Range and Anchorage No. 7 near Marcus Hook, PA, on the Delaware River.
    (b) Definitions. (1) Captain of the Port means the Commander, 
Sector Delaware Bay or any Coast Guard commissioned,

[[Page 56172]]

warrant, or petty officer who has been authorized by the Captain of the 
Port to act on his behalf.
    (2) Designated representative means any Coast Guard commissioned, 
warrant or petty officer who has been authorized by the Captain of the 
Port, Delaware Bay, to assist with the enforcement of safety zones 
described in paragraph (a) of this section.
    (c) Regulations. The general safety zone regulations found in 33 
CFR part 165 subpart C apply to the safety zone created by this 
section.
    (1) Entry into or transiting within either safety zone is 
prohibited unless vessels obtain permission from the Captain of the 
Port via VHF-FM channel 16, or make satisfactory passing arrangements 
via VHF-FM channels 13 or 80, with the towing vessel JOKER per this 
section and the rules of the Road (33 CFR subchapter E). Vessels 
requesting to transit shall contact the towing vessel JOKER on channel 
13 or 80 at least 1 hour, as well as 30 minutes, prior to arrival.
    (2) Vessels granted permission to enter and transit the safety zone 
must do so in accordance with any directions or orders of the Captain 
of the Port, his designated representative, or the towing vessel JOKER. 
No person or vessel may enter or remain in a safety zone without 
permission from the Captain of the Port or the towing vessel JOKER.
    (3) There are three sections of pipeline that will be removed. The 
first two sections of pipeline to be removed are in Anchorage No. 7, 
Marcus Hook Anchorage, in the Delaware River. During removal of these 
sections of pipeline, the safety zone will restrict vessels from 
anchoring in the lower portion of Anchorage No. 7.
    (4) During removal of the third section of pipeline, operations 
will be conducted within the main navigational channel and vessels will 
be required to transit through the lower portion of Anchorage No. 7. 
The Coast Guard will issue a Broadcast Notice to Mariners via VHF-FM 

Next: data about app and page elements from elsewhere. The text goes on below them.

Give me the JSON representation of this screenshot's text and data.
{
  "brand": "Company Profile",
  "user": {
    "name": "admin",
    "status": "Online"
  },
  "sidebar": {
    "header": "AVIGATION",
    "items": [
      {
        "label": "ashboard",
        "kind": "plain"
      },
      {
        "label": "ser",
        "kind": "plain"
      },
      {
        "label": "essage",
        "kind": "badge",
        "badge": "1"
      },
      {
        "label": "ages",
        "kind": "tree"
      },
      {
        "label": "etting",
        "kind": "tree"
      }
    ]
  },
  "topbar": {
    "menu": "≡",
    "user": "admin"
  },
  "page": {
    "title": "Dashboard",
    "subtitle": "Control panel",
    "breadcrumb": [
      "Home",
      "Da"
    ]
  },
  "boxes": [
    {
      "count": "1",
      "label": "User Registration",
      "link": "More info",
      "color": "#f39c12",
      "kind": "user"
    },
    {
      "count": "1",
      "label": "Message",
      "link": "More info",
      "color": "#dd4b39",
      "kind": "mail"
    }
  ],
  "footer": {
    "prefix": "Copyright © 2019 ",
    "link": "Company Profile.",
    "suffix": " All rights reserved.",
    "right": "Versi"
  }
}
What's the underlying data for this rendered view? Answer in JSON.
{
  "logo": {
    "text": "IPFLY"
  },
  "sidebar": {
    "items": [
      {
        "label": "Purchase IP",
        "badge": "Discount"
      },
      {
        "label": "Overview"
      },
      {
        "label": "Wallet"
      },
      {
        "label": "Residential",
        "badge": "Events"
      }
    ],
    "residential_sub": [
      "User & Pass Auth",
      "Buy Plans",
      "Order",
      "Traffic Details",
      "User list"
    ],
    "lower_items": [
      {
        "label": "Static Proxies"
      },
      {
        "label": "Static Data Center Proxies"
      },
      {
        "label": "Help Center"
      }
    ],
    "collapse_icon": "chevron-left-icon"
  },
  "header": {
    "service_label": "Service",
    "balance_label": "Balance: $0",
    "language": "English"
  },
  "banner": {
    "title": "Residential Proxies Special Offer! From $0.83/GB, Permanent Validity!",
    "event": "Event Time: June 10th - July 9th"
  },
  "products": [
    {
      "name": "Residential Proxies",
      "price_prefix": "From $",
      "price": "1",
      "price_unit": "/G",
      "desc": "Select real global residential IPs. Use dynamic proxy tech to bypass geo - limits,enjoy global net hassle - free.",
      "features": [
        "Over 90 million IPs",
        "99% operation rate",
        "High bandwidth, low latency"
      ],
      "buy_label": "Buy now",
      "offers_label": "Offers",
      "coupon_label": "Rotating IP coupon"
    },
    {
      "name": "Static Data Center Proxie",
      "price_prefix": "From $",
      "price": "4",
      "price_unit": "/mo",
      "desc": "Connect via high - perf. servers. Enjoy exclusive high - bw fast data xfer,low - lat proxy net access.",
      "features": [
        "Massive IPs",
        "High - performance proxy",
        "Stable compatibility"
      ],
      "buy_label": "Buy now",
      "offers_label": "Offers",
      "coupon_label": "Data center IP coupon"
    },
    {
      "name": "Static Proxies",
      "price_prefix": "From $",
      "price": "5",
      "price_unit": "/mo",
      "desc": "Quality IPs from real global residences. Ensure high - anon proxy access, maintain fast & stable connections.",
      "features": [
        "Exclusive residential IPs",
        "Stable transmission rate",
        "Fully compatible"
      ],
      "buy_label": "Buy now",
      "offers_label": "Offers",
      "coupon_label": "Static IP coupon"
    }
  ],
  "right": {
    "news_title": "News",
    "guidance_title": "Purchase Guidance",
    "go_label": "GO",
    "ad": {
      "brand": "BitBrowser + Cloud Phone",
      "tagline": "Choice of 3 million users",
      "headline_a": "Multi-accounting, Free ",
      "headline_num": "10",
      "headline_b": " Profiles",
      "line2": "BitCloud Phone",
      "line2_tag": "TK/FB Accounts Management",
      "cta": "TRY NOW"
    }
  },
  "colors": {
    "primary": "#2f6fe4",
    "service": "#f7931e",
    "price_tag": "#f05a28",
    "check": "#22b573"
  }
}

marine channel 16, Local Notice to Mariners, and Marine Safety 
Information Bulletin further defining specific work locations and 
traffic patterns.

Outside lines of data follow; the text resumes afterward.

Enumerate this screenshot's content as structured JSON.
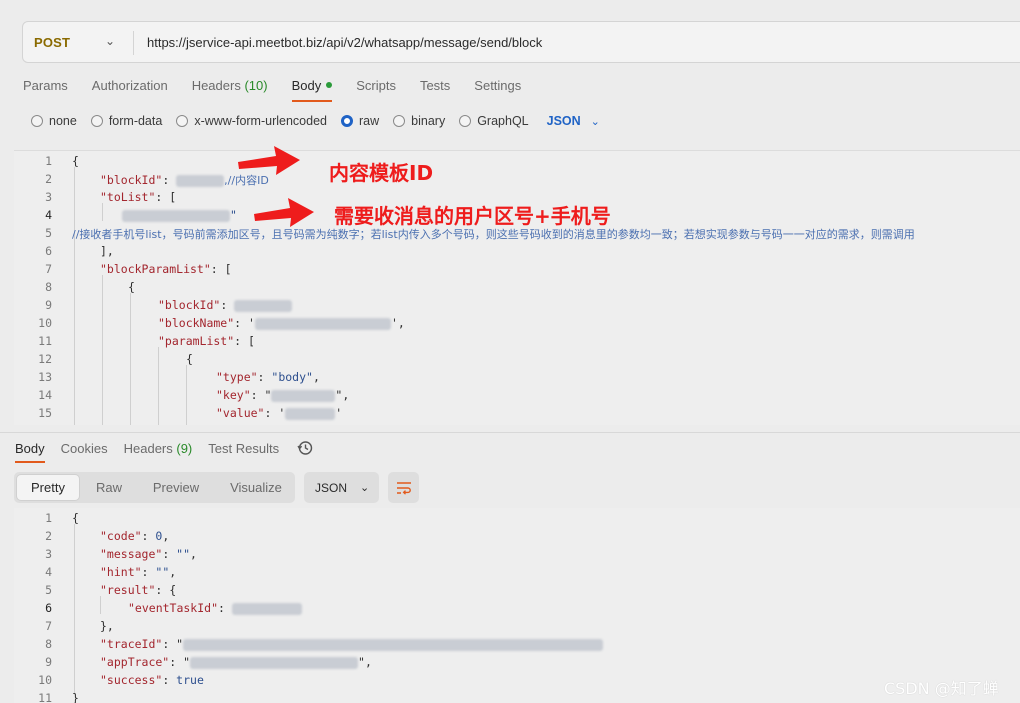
{
  "request": {
    "method": "POST",
    "url": "https://jservice-api.meetbot.biz/api/v2/whatsapp/message/send/block"
  },
  "tabs": {
    "params": "Params",
    "authorization": "Authorization",
    "headers_label": "Headers",
    "headers_count": "(10)",
    "body": "Body",
    "scripts": "Scripts",
    "tests": "Tests",
    "settings": "Settings"
  },
  "body_types": {
    "none": "none",
    "form_data": "form-data",
    "urlencoded": "x-www-form-urlencoded",
    "raw": "raw",
    "binary": "binary",
    "graphql": "GraphQL",
    "format": "JSON"
  },
  "request_body": {
    "line_numbers": [
      "1",
      "2",
      "3",
      "4",
      "5",
      "6",
      "7",
      "8",
      "9",
      "10",
      "11",
      "12",
      "13",
      "14",
      "15"
    ],
    "l1": "{",
    "l2_key": "\"blockId\"",
    "l2_comment": ",//内容ID",
    "l3_key": "\"toList\"",
    "l3_rest": ": [",
    "l4_tail": "\"",
    "l5_comment": "//接收者手机号list，号码前需添加区号，且号码需为纯数字；若list内传入多个号码，则这些号码收到的消息里的参数均一致；若想实现参数与号码一一对应的需求，则需调用",
    "l6": "],",
    "l7_key": "\"blockParamList\"",
    "l7_rest": ": [",
    "l8": "{",
    "l9_key": "\"blockId\"",
    "l10_key": "\"blockName\"",
    "l10_open": ": '",
    "l10_close": "',",
    "l11_key": "\"paramList\"",
    "l11_rest": ": [",
    "l12": "{",
    "l13_key": "\"type\"",
    "l13_val": "\"body\"",
    "l14_key": "\"key\"",
    "l14_open": ": \"",
    "l14_close": "\",",
    "l15_key": "\"value\"",
    "l15_open": ": '",
    "l15_close": "'"
  },
  "annotations": {
    "template_id": "内容模板ID",
    "phone": "需要收消息的用户区号+手机号"
  },
  "response_tabs": {
    "body": "Body",
    "cookies": "Cookies",
    "headers_label": "Headers",
    "headers_count": "(9)",
    "test_results": "Test Results"
  },
  "view_modes": {
    "pretty": "Pretty",
    "raw": "Raw",
    "preview": "Preview",
    "visualize": "Visualize",
    "format": "JSON"
  },
  "response_body": {
    "line_numbers": [
      "1",
      "2",
      "3",
      "4",
      "5",
      "6",
      "7",
      "8",
      "9",
      "10",
      "11"
    ],
    "l1": "{",
    "l2_key": "\"code\"",
    "l2_val": "0",
    "l3_key": "\"message\"",
    "l3_val": "\"\"",
    "l4_key": "\"hint\"",
    "l4_val": "\"\"",
    "l5_key": "\"result\"",
    "l5_rest": ": {",
    "l6_key": "\"eventTaskId\"",
    "l7": "},",
    "l8_key": "\"traceId\"",
    "l8_open": ": \"",
    "l9_key": "\"appTrace\"",
    "l9_open": ": \"",
    "l9_close": "\",",
    "l10_key": "\"success\"",
    "l10_val": "true",
    "l11": "}"
  },
  "watermark": "CSDN @知了蝉",
  "colors": {
    "accent": "#e25a1c",
    "raw_selected": "#1f63c6",
    "annotation": "#ee1c1c",
    "method": "#8a6a00"
  },
  "icons": [
    "chevron-down-icon",
    "radio-icon",
    "history-icon",
    "wrap-lines-icon",
    "annotation-arrow"
  ]
}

    (5) All vessels must operate at the minimum safe speed necessary to 
maintain steerage and reduce wake.
    (6) This section applies to all vessels that intend to transit 

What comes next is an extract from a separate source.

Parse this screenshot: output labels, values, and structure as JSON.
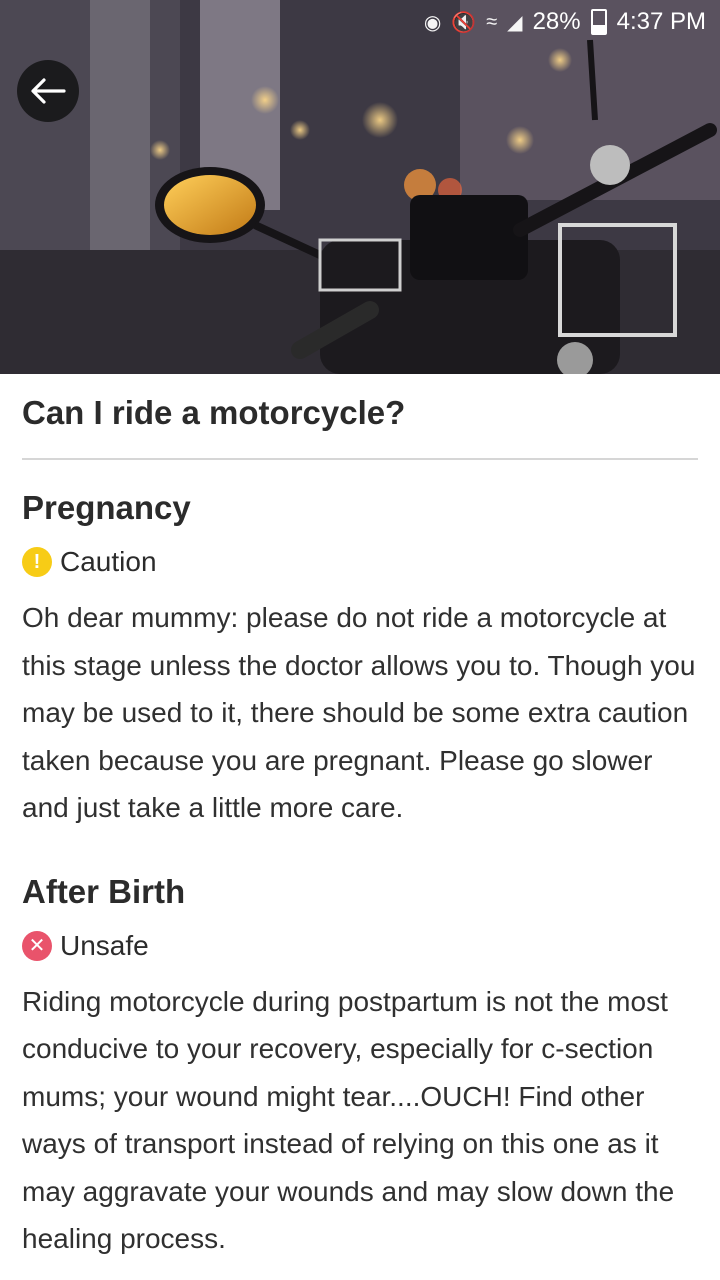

through the safety zone except vessels that are engaged in the 
following operations: enforcement of laws, service of aids to 
navigation, and emergency response.
    (d) Enforcement periods. This section will be enforced from 
November 21, 2017, through December 8, 2017.

    Dated: November 20, 2017.
Scott E. Anderson,
Captain, U.S. Coast Guard, Captain of the Port, Delaware Bay.
[FR Doc. 2017-25613 Filed 11-27-17; 8:45 am]
BILLING CODE 9110-04-P